-- Supplied data follows --
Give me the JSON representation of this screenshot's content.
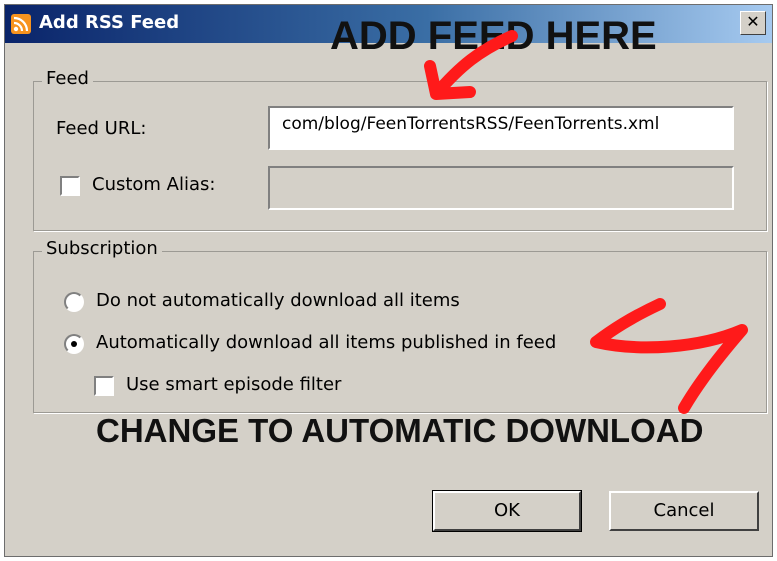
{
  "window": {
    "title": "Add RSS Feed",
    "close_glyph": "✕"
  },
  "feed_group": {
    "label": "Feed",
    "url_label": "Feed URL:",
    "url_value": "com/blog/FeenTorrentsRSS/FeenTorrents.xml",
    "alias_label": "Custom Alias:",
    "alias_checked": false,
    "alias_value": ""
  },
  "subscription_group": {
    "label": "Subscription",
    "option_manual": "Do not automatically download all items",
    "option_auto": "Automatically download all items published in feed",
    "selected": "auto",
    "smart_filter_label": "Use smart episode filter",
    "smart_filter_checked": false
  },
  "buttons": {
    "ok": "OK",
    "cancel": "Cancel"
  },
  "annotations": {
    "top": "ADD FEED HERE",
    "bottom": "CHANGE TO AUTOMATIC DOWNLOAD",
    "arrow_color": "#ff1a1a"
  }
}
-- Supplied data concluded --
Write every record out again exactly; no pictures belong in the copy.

| Expected output |
Give me the JSON representation of this screenshot's content.
{
  "window": {
    "title": "Add RSS Feed",
    "close_glyph": "✕"
  },
  "feed_group": {
    "label": "Feed",
    "url_label": "Feed URL:",
    "url_value": "com/blog/FeenTorrentsRSS/FeenTorrents.xml",
    "alias_label": "Custom Alias:",
    "alias_checked": false,
    "alias_value": ""
  },
  "subscription_group": {
    "label": "Subscription",
    "option_manual": "Do not automatically download all items",
    "option_auto": "Automatically download all items published in feed",
    "selected": "auto",
    "smart_filter_label": "Use smart episode filter",
    "smart_filter_checked": false
  },
  "buttons": {
    "ok": "OK",
    "cancel": "Cancel"
  },
  "annotations": {
    "top": "ADD FEED HERE",
    "bottom": "CHANGE TO AUTOMATIC DOWNLOAD",
    "arrow_color": "#ff1a1a"
  }
}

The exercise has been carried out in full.